◆ Your assignment
Since the copy must match the original, write out each record word for word, skipping only the pictures.

[[ Information supplied open ]]

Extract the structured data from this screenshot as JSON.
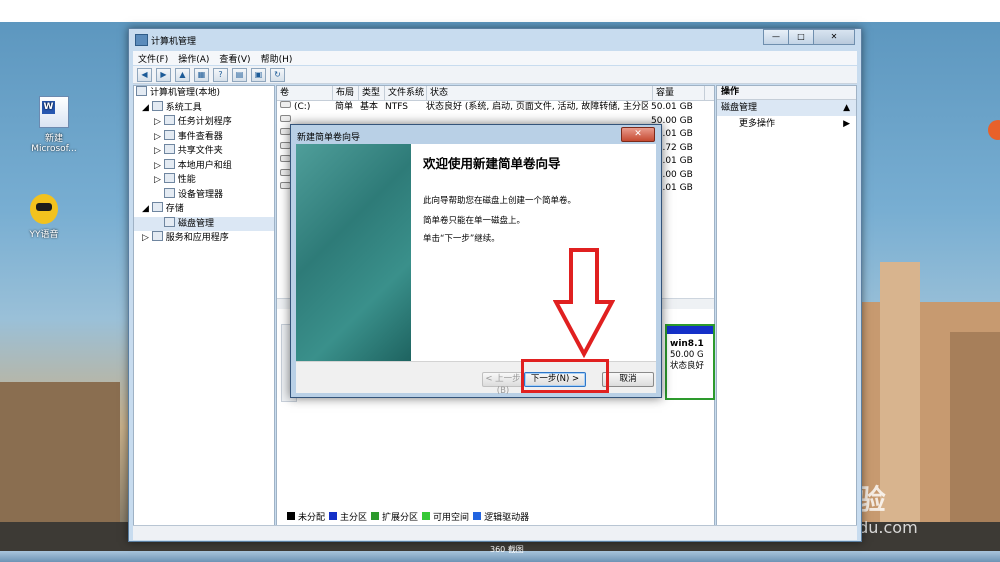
{
  "desktop": {
    "icons": [
      {
        "name": "word-doc",
        "label": "新建\nMicrosof..."
      },
      {
        "name": "yy-voice",
        "label": "YY语音"
      }
    ],
    "watermark": {
      "brand": "Bai 经验",
      "url": "jingyan.baidu.com"
    }
  },
  "window": {
    "title": "计算机管理",
    "buttons": {
      "min": "—",
      "max": "□",
      "close": "✕"
    },
    "menu": [
      "文件(F)",
      "操作(A)",
      "查看(V)",
      "帮助(H)"
    ],
    "tree": [
      {
        "label": "计算机管理(本地)",
        "indent": 0
      },
      {
        "label": "系统工具",
        "indent": 1
      },
      {
        "label": "任务计划程序",
        "indent": 2
      },
      {
        "label": "事件查看器",
        "indent": 2
      },
      {
        "label": "共享文件夹",
        "indent": 2
      },
      {
        "label": "本地用户和组",
        "indent": 2
      },
      {
        "label": "性能",
        "indent": 2
      },
      {
        "label": "设备管理器",
        "indent": 2
      },
      {
        "label": "存储",
        "indent": 1
      },
      {
        "label": "磁盘管理",
        "indent": 2
      },
      {
        "label": "服务和应用程序",
        "indent": 1
      }
    ],
    "volume_table": {
      "headers": [
        "卷",
        "布局",
        "类型",
        "文件系统",
        "状态",
        "容量"
      ],
      "rows": [
        [
          "(C:)",
          "简单",
          "基本",
          "NTFS",
          "状态良好 (系统, 启动, 页面文件, 活动, 故障转储, 主分区)",
          "50.01 GB"
        ],
        [
          "",
          "",
          "",
          "",
          "",
          "50.00 GB"
        ],
        [
          "",
          "",
          "",
          "",
          "",
          "83.01 GB"
        ],
        [
          "",
          "",
          "",
          "",
          "",
          "32.72 GB"
        ],
        [
          "",
          "",
          "",
          "",
          "",
          "84.01 GB"
        ],
        [
          "",
          "",
          "",
          "",
          "",
          "43.00 GB"
        ],
        [
          "",
          "",
          "",
          "",
          "",
          "83.01 GB"
        ]
      ]
    },
    "partition": {
      "name": "win8.1",
      "size": "50.00 G",
      "status": "状态良好"
    },
    "legend": [
      {
        "label": "未分配",
        "color": "#000000"
      },
      {
        "label": "主分区",
        "color": "#1430c8"
      },
      {
        "label": "扩展分区",
        "color": "#2d9a2d"
      },
      {
        "label": "可用空间",
        "color": "#36c936"
      },
      {
        "label": "逻辑驱动器",
        "color": "#2264e0"
      }
    ],
    "actions": {
      "header": "操作",
      "selected": "磁盘管理",
      "more": "更多操作"
    }
  },
  "dialog": {
    "title": "新建简单卷向导",
    "heading": "欢迎使用新建简单卷向导",
    "lines": [
      "此向导帮助您在磁盘上创建一个简单卷。",
      "简单卷只能在单一磁盘上。",
      "单击“下一步”继续。"
    ],
    "back": "< 上一步(B)",
    "next": "下一步(N) >",
    "cancel": "取消",
    "close": "✕"
  },
  "taskbar_text": "360 截图"
}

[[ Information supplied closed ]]

◆ Reply to the exercise
Extract the structured data from this screenshot as JSON.
{
  "desktop": {
    "icons": [
      {
        "name": "word-doc",
        "label": "新建\nMicrosof..."
      },
      {
        "name": "yy-voice",
        "label": "YY语音"
      }
    ],
    "watermark": {
      "brand": "Bai 经验",
      "url": "jingyan.baidu.com"
    }
  },
  "window": {
    "title": "计算机管理",
    "buttons": {
      "min": "—",
      "max": "□",
      "close": "✕"
    },
    "menu": [
      "文件(F)",
      "操作(A)",
      "查看(V)",
      "帮助(H)"
    ],
    "tree": [
      {
        "label": "计算机管理(本地)",
        "indent": 0
      },
      {
        "label": "系统工具",
        "indent": 1
      },
      {
        "label": "任务计划程序",
        "indent": 2
      },
      {
        "label": "事件查看器",
        "indent": 2
      },
      {
        "label": "共享文件夹",
        "indent": 2
      },
      {
        "label": "本地用户和组",
        "indent": 2
      },
      {
        "label": "性能",
        "indent": 2
      },
      {
        "label": "设备管理器",
        "indent": 2
      },
      {
        "label": "存储",
        "indent": 1
      },
      {
        "label": "磁盘管理",
        "indent": 2
      },
      {
        "label": "服务和应用程序",
        "indent": 1
      }
    ],
    "volume_table": {
      "headers": [
        "卷",
        "布局",
        "类型",
        "文件系统",
        "状态",
        "容量"
      ],
      "rows": [
        [
          "(C:)",
          "简单",
          "基本",
          "NTFS",
          "状态良好 (系统, 启动, 页面文件, 活动, 故障转储, 主分区)",
          "50.01 GB"
        ],
        [
          "",
          "",
          "",
          "",
          "",
          "50.00 GB"
        ],
        [
          "",
          "",
          "",
          "",
          "",
          "83.01 GB"
        ],
        [
          "",
          "",
          "",
          "",
          "",
          "32.72 GB"
        ],
        [
          "",
          "",
          "",
          "",
          "",
          "84.01 GB"
        ],
        [
          "",
          "",
          "",
          "",
          "",
          "43.00 GB"
        ],
        [
          "",
          "",
          "",
          "",
          "",
          "83.01 GB"
        ]
      ]
    },
    "partition": {
      "name": "win8.1",
      "size": "50.00 G",
      "status": "状态良好"
    },
    "legend": [
      {
        "label": "未分配",
        "color": "#000000"
      },
      {
        "label": "主分区",
        "color": "#1430c8"
      },
      {
        "label": "扩展分区",
        "color": "#2d9a2d"
      },
      {
        "label": "可用空间",
        "color": "#36c936"
      },
      {
        "label": "逻辑驱动器",
        "color": "#2264e0"
      }
    ],
    "actions": {
      "header": "操作",
      "selected": "磁盘管理",
      "more": "更多操作"
    }
  },
  "dialog": {
    "title": "新建简单卷向导",
    "heading": "欢迎使用新建简单卷向导",
    "lines": [
      "此向导帮助您在磁盘上创建一个简单卷。",
      "简单卷只能在单一磁盘上。",
      "单击“下一步”继续。"
    ],
    "back": "< 上一步(B)",
    "next": "下一步(N) >",
    "cancel": "取消",
    "close": "✕"
  },
  "taskbar_text": "360 截图"
}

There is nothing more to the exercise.